In the poem “Do Not Go Gentle Into That Good Night,” Dylan Thomas writes about facing death. Death is the adversary, against which one must fight. Thomas uses simile, metaphor, and diction to evoke powerful images that support this idea.
The theme of the poem is that one should enjoy life as long as possible, and not passively accept death’s arrival. In describing old age, Thomas says “Do not go gentle into that good night.” He then explores the contrast between the natural symbols of light and dark. Since they traditionally stand, respectively, for “good” and “bad,” night is a symbol of death, signaling an ending. It sequesters one away from the light.
Throughout the poem Thomas describes four types of men, who have lived four different lives, but in the end all want more of life. This is a universal wish among mankind. “Crying how bright their frail deeds might have danced” (7) implies that one may fight to live because he has not lived up to his potential. “Blind eyes could blaze like meteors” (14) shows that many men, facing death, suddenly realize that they could have had a much greater impact on the world. Even wise men, who realize that death is inevitable, are still not ready to sink into the uncertain darkness. The similes and metaphors paint life in brilliant light.
The diction in this poem relies on repetition. After each example of men fighting against death, Thomas drives the poem along by reinforcing his point. Lines 1 and 3 appear alternately in stanzas 2-5 and repeat again in the last stanza. The aba format has a soothing rhythm that flows like the passage of time. In the final stanza he specifically addresses not the reader but his father. It is as if his father was formerly just one of the audience, but now is the sole member. The tone changes from an persuasive speech to a heartfelt plea.

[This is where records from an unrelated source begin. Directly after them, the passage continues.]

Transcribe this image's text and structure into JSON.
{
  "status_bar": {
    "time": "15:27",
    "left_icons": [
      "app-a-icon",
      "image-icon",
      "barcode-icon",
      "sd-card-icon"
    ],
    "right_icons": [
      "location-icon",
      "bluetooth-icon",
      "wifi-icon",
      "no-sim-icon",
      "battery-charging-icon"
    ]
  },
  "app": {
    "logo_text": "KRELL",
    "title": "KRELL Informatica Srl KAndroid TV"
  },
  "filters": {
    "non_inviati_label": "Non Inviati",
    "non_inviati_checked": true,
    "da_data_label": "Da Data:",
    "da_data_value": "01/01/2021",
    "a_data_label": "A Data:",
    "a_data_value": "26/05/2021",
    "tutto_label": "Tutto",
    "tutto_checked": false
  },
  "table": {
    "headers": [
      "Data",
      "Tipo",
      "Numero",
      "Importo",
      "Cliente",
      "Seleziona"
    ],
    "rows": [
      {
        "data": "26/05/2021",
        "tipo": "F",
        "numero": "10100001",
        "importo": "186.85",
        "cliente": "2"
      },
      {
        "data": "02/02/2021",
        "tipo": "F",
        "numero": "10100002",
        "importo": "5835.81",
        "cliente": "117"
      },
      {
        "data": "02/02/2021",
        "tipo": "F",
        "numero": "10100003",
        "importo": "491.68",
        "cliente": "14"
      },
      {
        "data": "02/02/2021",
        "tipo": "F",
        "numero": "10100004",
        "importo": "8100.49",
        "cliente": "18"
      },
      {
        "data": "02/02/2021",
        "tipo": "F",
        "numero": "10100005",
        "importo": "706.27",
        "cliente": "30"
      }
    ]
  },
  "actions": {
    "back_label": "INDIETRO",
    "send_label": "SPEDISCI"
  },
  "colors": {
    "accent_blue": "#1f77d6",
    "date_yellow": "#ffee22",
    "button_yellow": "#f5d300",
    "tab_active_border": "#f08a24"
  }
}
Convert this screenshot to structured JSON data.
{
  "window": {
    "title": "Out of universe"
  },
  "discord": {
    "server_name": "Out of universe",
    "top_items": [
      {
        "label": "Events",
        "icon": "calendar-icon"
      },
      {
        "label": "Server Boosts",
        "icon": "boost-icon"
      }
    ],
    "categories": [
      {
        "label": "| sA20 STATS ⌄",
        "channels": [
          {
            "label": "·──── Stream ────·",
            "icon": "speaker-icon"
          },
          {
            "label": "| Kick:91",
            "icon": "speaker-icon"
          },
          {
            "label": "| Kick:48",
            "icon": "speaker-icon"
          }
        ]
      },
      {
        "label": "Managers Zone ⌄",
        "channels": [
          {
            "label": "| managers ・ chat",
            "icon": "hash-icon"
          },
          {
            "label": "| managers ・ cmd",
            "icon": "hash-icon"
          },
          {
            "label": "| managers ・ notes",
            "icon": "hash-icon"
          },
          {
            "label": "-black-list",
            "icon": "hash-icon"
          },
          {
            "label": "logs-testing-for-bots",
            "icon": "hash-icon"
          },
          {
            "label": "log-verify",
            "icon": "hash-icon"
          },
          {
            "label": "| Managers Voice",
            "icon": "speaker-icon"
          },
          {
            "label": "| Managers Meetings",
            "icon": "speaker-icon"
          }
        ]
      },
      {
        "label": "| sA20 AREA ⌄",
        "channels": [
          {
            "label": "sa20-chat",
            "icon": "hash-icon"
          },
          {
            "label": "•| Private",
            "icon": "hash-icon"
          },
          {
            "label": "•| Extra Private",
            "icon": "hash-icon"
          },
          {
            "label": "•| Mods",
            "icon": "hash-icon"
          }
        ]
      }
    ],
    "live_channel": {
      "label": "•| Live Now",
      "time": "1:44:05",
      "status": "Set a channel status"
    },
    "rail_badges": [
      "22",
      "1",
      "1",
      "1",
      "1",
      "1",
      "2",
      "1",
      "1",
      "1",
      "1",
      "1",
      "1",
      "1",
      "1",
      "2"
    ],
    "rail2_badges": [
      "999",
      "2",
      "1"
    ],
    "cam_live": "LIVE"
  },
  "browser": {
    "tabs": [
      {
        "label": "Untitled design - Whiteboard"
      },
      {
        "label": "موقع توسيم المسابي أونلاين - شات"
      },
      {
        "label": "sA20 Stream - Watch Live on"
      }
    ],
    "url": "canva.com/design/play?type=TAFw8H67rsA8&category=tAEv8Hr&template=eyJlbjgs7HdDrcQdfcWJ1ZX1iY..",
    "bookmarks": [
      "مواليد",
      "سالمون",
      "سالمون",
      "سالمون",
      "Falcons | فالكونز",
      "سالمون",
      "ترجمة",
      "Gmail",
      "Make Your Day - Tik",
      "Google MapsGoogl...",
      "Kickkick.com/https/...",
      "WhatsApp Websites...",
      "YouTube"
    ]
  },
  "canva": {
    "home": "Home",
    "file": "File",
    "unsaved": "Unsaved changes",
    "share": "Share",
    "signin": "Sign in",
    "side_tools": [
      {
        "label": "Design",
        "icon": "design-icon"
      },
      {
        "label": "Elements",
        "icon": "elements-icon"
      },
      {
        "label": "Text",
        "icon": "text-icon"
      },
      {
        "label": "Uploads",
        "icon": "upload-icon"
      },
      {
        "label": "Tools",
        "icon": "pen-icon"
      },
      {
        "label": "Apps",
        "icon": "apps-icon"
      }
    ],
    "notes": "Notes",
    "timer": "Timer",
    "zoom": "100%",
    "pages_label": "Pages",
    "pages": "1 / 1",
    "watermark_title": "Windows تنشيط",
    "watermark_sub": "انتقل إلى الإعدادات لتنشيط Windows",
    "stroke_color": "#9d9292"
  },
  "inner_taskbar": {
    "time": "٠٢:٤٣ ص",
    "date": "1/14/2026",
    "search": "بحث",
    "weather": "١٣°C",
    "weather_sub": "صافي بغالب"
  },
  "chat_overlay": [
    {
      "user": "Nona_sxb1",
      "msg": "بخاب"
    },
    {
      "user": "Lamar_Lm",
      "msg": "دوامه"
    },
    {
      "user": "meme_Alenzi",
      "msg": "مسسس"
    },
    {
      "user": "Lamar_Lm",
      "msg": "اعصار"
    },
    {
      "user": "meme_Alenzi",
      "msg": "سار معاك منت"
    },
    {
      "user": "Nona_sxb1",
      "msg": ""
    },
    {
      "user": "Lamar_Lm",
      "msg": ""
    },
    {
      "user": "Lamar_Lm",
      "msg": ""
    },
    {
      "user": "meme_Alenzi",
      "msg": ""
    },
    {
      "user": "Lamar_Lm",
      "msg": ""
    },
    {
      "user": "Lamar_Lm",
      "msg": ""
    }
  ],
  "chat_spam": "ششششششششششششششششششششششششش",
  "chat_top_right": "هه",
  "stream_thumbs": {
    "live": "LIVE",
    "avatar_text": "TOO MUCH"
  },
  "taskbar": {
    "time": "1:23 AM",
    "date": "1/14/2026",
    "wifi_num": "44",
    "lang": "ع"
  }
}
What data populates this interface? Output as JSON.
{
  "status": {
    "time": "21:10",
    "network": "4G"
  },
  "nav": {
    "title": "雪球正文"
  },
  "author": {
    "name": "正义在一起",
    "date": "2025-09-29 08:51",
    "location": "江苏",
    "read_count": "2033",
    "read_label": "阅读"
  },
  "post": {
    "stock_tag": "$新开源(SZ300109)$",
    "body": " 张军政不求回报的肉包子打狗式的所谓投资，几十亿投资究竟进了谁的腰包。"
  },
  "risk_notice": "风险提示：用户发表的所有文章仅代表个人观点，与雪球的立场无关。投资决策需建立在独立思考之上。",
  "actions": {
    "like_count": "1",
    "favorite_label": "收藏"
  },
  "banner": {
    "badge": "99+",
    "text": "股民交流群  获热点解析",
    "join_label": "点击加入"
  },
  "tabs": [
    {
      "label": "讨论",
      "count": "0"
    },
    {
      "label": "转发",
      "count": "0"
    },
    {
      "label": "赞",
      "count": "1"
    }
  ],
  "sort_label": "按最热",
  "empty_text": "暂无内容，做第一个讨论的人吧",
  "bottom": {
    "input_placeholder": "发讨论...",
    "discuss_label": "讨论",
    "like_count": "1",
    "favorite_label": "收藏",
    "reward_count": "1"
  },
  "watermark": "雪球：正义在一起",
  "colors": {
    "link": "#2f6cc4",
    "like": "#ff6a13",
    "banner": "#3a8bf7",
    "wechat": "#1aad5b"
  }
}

Diction and figurative language are the key elements in this poem. They convey the emotion behind this piece, which is both a philosophical standpoint on death and an exhortation from son to father. While there are no great exclamations at any point, the quiet insistence with which he speaks cause the words to sink deeply into the soul.
Great for your first explication! Mention villianelle? 18/20